NHTSA says it waas told by company officials that they did not intend to dissaude customers from contacting the government about safety concerns.

That begs the question: Is Tesla trying to cover up this issue? Now the National Highway Traffic Safety Administration is apparently investigating this issue, and Tesla apparently isn’t talking about this with the exception of putting out a Technical Service Bulletin (TSB) in March of 2015, which indicates that a “known non-safety-related condition” applied to the front lower control arm of the Tesla Model S. But the optics of this really suck given this fact:

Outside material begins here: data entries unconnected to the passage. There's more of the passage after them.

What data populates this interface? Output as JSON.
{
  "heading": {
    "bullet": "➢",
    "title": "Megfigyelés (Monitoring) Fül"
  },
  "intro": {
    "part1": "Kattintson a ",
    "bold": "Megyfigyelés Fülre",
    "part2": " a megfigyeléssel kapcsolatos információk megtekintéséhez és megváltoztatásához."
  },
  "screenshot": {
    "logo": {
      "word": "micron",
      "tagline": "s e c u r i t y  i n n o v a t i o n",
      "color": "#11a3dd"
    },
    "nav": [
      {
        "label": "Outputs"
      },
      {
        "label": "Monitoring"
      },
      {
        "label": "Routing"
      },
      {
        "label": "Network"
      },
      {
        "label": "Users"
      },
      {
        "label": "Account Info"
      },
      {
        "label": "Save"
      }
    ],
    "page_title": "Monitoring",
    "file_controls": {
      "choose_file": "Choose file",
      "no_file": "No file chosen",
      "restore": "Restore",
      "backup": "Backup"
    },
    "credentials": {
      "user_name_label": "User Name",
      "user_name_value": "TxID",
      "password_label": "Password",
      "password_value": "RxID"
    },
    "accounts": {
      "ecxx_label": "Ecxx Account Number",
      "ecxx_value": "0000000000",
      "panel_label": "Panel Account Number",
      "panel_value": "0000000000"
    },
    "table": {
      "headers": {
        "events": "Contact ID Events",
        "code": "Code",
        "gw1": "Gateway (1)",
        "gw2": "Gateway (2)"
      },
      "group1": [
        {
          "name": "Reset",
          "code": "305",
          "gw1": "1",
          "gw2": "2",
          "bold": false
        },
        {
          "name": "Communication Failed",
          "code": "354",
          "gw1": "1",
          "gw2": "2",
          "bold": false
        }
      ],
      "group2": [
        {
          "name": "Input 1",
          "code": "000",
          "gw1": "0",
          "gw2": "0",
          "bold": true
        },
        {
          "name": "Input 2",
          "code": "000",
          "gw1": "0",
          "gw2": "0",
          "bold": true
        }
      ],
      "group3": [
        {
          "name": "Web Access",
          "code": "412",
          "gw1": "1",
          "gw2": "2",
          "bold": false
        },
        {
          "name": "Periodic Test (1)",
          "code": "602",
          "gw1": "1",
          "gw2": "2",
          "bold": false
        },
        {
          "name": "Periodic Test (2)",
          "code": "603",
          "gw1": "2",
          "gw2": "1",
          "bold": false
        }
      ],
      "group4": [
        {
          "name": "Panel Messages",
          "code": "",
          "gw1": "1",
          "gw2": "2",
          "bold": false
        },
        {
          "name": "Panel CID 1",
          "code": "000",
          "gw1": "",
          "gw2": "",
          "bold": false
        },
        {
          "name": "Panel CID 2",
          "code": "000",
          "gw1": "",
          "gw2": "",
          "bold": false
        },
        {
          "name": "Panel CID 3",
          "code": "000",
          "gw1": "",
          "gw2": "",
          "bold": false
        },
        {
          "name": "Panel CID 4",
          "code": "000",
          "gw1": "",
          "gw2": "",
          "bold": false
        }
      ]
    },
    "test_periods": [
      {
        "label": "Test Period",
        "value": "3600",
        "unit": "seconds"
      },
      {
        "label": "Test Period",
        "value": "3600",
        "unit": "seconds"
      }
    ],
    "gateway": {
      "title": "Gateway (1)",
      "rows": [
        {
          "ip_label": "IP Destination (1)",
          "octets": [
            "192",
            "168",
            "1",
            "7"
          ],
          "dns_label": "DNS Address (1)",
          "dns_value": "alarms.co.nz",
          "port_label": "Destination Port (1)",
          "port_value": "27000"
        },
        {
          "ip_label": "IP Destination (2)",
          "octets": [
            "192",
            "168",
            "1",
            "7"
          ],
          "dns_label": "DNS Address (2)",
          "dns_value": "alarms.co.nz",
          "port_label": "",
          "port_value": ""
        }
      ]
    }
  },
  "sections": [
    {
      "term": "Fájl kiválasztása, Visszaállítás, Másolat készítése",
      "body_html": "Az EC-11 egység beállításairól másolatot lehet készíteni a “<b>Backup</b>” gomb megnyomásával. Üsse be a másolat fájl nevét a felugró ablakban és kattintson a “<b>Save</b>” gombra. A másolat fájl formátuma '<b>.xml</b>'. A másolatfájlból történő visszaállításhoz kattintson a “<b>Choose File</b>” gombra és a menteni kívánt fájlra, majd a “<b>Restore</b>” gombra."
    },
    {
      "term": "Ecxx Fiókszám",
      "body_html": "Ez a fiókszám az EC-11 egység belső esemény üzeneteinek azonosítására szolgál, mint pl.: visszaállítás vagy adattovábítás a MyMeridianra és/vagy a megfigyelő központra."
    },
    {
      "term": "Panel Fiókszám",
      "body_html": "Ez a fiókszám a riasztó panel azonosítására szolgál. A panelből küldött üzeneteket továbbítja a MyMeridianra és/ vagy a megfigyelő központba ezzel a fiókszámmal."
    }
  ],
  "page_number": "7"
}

Until NHTSA publicizes the findings of its investigation, the sheer scope of Tesla’s apparent suspension defect won’t be clear. But other reports of suspension breakage are not hard to find, both in the “Suspension Problem on Model S” thread at TMC, elsewhere on that forum or around the internet. A gallery of photos apparently assembled by the hard-working Cassandra in this story shows a disturbing number of wrecked vehicles with broken suspensions. But these photos, like the two reports of Teslas driving off cliffs and other reports of inexplicable crashes, are circumstantial evidence at best. Until experienced investigators perform forensic analyses that can confirm whether suspension failure occurred before any of these crashes, these examples serve only to show the worst case scenario for Tesla.

Clearly Tesla has a major PR problem (at the very least) on it’s hands. What’s worse is that the way this was handled really paints the company in a negative light. Proving the fact that the cover up is often worse than the crime as shown with incidents like Watergate and Iran/Contra.

UPDATE: Let the PR war begin. This post is on the Tesla blog. Among other things, it say this:

Finally, it is worth noting that the blogger who fabricated this issue, which then caused negative and incorrect news to be written about Tesla by reputable institutions, is Edward Niedermayer. This is the same gentle soul who previously wrote a blog titled “Tesla Death Watch,” which starting on May 19, 2008 was counting the days until Tesla’s death. It has now been 2,944 days. We just checked our pulse and, much to his chagrin, appear to be alive. It is probably wise to take Mr. Niedermayer’s words with at least a small grain of salt.

We don’t know if Mr. Niedermayer’s motivation is simply to set a world record for axe-grinding or whether he or his associates have something financial to gain by negatively affecting Tesla’s stock price, but it is important to highlight that there are several billion dollars in short sale bets against Tesla. This means that there is a strong financial incentive to greatly amplify minor issues and to create false issues from whole cloth.

It seems that besides trying to refute the claims of the article, they’re going with the “shoot the messenger” approach. This should be fun to watch.